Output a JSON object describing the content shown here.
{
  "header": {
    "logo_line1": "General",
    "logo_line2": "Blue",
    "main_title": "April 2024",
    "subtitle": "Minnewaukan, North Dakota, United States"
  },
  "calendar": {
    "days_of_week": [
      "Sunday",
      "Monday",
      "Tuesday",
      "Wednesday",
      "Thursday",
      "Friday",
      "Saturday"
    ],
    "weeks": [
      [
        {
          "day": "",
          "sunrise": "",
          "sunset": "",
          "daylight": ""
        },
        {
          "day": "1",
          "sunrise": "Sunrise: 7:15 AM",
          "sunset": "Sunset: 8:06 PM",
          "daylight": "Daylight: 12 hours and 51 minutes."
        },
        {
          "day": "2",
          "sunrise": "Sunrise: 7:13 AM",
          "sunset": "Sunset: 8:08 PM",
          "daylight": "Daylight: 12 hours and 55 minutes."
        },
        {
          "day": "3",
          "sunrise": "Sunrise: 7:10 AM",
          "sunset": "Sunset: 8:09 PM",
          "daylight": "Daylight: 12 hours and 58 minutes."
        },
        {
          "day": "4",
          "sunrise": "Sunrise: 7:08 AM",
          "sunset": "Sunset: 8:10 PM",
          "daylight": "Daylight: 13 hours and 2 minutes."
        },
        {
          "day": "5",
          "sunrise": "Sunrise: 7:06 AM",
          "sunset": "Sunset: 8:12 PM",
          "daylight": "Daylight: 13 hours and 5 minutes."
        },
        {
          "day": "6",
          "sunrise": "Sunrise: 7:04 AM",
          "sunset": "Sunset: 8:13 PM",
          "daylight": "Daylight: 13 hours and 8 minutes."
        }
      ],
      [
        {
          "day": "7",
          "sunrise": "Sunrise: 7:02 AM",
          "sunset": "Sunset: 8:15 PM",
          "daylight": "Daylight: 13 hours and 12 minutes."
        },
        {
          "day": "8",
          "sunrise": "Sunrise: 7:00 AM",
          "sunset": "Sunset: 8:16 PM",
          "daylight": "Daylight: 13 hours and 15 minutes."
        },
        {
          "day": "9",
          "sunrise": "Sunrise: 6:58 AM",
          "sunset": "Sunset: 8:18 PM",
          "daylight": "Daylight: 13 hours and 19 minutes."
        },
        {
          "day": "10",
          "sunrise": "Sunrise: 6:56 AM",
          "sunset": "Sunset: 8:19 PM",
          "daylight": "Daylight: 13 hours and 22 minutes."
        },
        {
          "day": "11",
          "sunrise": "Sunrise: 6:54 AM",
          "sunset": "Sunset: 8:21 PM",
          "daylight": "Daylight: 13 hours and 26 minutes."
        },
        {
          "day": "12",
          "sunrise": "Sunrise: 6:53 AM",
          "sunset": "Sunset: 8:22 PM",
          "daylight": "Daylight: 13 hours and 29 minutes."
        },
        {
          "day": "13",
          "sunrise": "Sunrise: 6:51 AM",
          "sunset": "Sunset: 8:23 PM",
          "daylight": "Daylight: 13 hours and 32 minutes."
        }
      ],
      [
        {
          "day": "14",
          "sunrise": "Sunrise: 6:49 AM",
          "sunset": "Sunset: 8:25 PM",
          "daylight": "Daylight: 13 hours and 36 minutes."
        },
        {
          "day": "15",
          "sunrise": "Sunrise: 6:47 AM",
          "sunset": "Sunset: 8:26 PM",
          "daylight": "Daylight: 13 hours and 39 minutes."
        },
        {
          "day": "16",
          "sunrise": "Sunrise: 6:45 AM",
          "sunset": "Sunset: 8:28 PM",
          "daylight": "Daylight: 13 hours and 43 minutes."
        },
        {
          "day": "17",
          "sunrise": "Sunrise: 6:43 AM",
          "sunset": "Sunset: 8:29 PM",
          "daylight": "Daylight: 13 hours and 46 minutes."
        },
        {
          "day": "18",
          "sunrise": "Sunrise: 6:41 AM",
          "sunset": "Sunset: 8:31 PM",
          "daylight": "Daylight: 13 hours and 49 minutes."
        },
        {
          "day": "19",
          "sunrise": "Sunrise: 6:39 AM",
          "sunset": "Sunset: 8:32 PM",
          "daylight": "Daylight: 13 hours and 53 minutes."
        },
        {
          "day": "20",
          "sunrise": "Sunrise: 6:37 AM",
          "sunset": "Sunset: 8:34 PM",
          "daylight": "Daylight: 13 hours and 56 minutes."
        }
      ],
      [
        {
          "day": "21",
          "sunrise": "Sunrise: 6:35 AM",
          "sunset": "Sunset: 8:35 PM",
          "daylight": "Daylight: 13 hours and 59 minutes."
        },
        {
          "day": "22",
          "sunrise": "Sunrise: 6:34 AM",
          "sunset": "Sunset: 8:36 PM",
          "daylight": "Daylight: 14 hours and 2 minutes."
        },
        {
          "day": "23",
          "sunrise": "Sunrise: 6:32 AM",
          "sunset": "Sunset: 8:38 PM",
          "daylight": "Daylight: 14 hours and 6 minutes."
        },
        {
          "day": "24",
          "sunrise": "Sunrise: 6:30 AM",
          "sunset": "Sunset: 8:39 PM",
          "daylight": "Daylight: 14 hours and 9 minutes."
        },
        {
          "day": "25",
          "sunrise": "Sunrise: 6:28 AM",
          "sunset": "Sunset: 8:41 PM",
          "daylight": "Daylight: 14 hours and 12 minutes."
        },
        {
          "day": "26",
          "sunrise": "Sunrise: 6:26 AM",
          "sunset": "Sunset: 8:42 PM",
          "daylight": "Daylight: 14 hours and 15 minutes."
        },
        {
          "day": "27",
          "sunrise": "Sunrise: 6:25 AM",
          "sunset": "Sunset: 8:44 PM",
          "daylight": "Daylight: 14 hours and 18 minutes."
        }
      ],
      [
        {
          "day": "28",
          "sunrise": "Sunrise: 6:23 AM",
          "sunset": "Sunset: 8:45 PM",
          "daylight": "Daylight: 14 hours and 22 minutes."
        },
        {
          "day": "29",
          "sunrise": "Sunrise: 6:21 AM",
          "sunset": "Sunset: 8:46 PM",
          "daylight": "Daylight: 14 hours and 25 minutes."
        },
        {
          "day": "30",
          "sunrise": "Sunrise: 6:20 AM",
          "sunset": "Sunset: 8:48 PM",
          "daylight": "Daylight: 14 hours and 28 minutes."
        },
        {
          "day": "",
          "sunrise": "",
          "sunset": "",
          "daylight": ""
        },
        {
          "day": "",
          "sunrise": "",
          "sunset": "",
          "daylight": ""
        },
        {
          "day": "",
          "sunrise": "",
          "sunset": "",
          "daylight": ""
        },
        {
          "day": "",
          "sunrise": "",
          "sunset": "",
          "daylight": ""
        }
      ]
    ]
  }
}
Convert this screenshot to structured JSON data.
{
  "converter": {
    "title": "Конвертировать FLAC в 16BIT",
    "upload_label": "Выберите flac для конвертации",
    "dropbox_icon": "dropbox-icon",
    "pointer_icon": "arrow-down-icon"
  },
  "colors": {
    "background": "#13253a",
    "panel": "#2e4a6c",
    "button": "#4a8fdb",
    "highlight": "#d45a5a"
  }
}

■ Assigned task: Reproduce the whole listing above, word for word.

■ Task result:
Output a JSON object describing the content shown here.
{
  "header": {
    "logo_line1": "General",
    "logo_line2": "Blue",
    "main_title": "April 2024",
    "subtitle": "Minnewaukan, North Dakota, United States"
  },
  "calendar": {
    "days_of_week": [
      "Sunday",
      "Monday",
      "Tuesday",
      "Wednesday",
      "Thursday",
      "Friday",
      "Saturday"
    ],
    "weeks": [
      [
        {
          "day": "",
          "sunrise": "",
          "sunset": "",
          "daylight": ""
        },
        {
          "day": "1",
          "sunrise": "Sunrise: 7:15 AM",
          "sunset": "Sunset: 8:06 PM",
          "daylight": "Daylight: 12 hours and 51 minutes."
        },
        {
          "day": "2",
          "sunrise": "Sunrise: 7:13 AM",
          "sunset": "Sunset: 8:08 PM",
          "daylight": "Daylight: 12 hours and 55 minutes."
        },
        {
          "day": "3",
          "sunrise": "Sunrise: 7:10 AM",
          "sunset": "Sunset: 8:09 PM",
          "daylight": "Daylight: 12 hours and 58 minutes."
        },
        {
          "day": "4",
          "sunrise": "Sunrise: 7:08 AM",
          "sunset": "Sunset: 8:10 PM",
          "daylight": "Daylight: 13 hours and 2 minutes."
        },
        {
          "day": "5",
          "sunrise": "Sunrise: 7:06 AM",
          "sunset": "Sunset: 8:12 PM",
          "daylight": "Daylight: 13 hours and 5 minutes."
        },
        {
          "day": "6",
          "sunrise": "Sunrise: 7:04 AM",
          "sunset": "Sunset: 8:13 PM",
          "daylight": "Daylight: 13 hours and 8 minutes."
        }
      ],
      [
        {
          "day": "7",
          "sunrise": "Sunrise: 7:02 AM",
          "sunset": "Sunset: 8:15 PM",
          "daylight": "Daylight: 13 hours and 12 minutes."
        },
        {
          "day": "8",
          "sunrise": "Sunrise: 7:00 AM",
          "sunset": "Sunset: 8:16 PM",
          "daylight": "Daylight: 13 hours and 15 minutes."
        },
        {
          "day": "9",
          "sunrise": "Sunrise: 6:58 AM",
          "sunset": "Sunset: 8:18 PM",
          "daylight": "Daylight: 13 hours and 19 minutes."
        },
        {
          "day": "10",
          "sunrise": "Sunrise: 6:56 AM",
          "sunset": "Sunset: 8:19 PM",
          "daylight": "Daylight: 13 hours and 22 minutes."
        },
        {
          "day": "11",
          "sunrise": "Sunrise: 6:54 AM",
          "sunset": "Sunset: 8:21 PM",
          "daylight": "Daylight: 13 hours and 26 minutes."
        },
        {
          "day": "12",
          "sunrise": "Sunrise: 6:53 AM",
          "sunset": "Sunset: 8:22 PM",
          "daylight": "Daylight: 13 hours and 29 minutes."
        },
        {
          "day": "13",
          "sunrise": "Sunrise: 6:51 AM",
          "sunset": "Sunset: 8:23 PM",
          "daylight": "Daylight: 13 hours and 32 minutes."
        }
      ],
      [
        {
          "day": "14",
          "sunrise": "Sunrise: 6:49 AM",
          "sunset": "Sunset: 8:25 PM",
          "daylight": "Daylight: 13 hours and 36 minutes."
        },
        {
          "day": "15",
          "sunrise": "Sunrise: 6:47 AM",
          "sunset": "Sunset: 8:26 PM",
          "daylight": "Daylight: 13 hours and 39 minutes."
        },
        {
          "day": "16",
          "sunrise": "Sunrise: 6:45 AM",
          "sunset": "Sunset: 8:28 PM",
          "daylight": "Daylight: 13 hours and 43 minutes."
        },
        {
          "day": "17",
          "sunrise": "Sunrise: 6:43 AM",
          "sunset": "Sunset: 8:29 PM",
          "daylight": "Daylight: 13 hours and 46 minutes."
        },
        {
          "day": "18",
          "sunrise": "Sunrise: 6:41 AM",
          "sunset": "Sunset: 8:31 PM",
          "daylight": "Daylight: 13 hours and 49 minutes."
        },
        {
          "day": "19",
          "sunrise": "Sunrise: 6:39 AM",
          "sunset": "Sunset: 8:32 PM",
          "daylight": "Daylight: 13 hours and 53 minutes."
        },
        {
          "day": "20",
          "sunrise": "Sunrise: 6:37 AM",
          "sunset": "Sunset: 8:34 PM",
          "daylight": "Daylight: 13 hours and 56 minutes."
        }
      ],
      [
        {
          "day": "21",
          "sunrise": "Sunrise: 6:35 AM",
          "sunset": "Sunset: 8:35 PM",
          "daylight": "Daylight: 13 hours and 59 minutes."
        },
        {
          "day": "22",
          "sunrise": "Sunrise: 6:34 AM",
          "sunset": "Sunset: 8:36 PM",
          "daylight": "Daylight: 14 hours and 2 minutes."
        },
        {
          "day": "23",
          "sunrise": "Sunrise: 6:32 AM",
          "sunset": "Sunset: 8:38 PM",
          "daylight": "Daylight: 14 hours and 6 minutes."
        },
        {
          "day": "24",
          "sunrise": "Sunrise: 6:30 AM",
          "sunset": "Sunset: 8:39 PM",
          "daylight": "Daylight: 14 hours and 9 minutes."
        },
        {
          "day": "25",
          "sunrise": "Sunrise: 6:28 AM",
          "sunset": "Sunset: 8:41 PM",
          "daylight": "Daylight: 14 hours and 12 minutes."
        },
        {
          "day": "26",
          "sunrise": "Sunrise: 6:26 AM",
          "sunset": "Sunset: 8:42 PM",
          "daylight": "Daylight: 14 hours and 15 minutes."
        },
        {
          "day": "27",
          "sunrise": "Sunrise: 6:25 AM",
          "sunset": "Sunset: 8:44 PM",
          "daylight": "Daylight: 14 hours and 18 minutes."
        }
      ],
      [
        {
          "day": "28",
          "sunrise": "Sunrise: 6:23 AM",
          "sunset": "Sunset: 8:45 PM",
          "daylight": "Daylight: 14 hours and 22 minutes."
        },
        {
          "day": "29",
          "sunrise": "Sunrise: 6:21 AM",
          "sunset": "Sunset: 8:46 PM",
          "daylight": "Daylight: 14 hours and 25 minutes."
        },
        {
          "day": "30",
          "sunrise": "Sunrise: 6:20 AM",
          "sunset": "Sunset: 8:48 PM",
          "daylight": "Daylight: 14 hours and 28 minutes."
        },
        {
          "day": "",
          "sunrise": "",
          "sunset": "",
          "daylight": ""
        },
        {
          "day": "",
          "sunrise": "",
          "sunset": "",
          "daylight": ""
        },
        {
          "day": "",
          "sunrise": "",
          "sunset": "",
          "daylight": ""
        },
        {
          "day": "",
          "sunrise": "",
          "sunset": "",
          "daylight": ""
        }
      ]
    ]
  }
}
Convert this screenshot to structured JSON data.
{
  "converter": {
    "title": "Конвертировать FLAC в 16BIT",
    "upload_label": "Выберите flac для конвертации",
    "dropbox_icon": "dropbox-icon",
    "pointer_icon": "arrow-down-icon"
  },
  "colors": {
    "background": "#13253a",
    "panel": "#2e4a6c",
    "button": "#4a8fdb",
    "highlight": "#d45a5a"
  }
}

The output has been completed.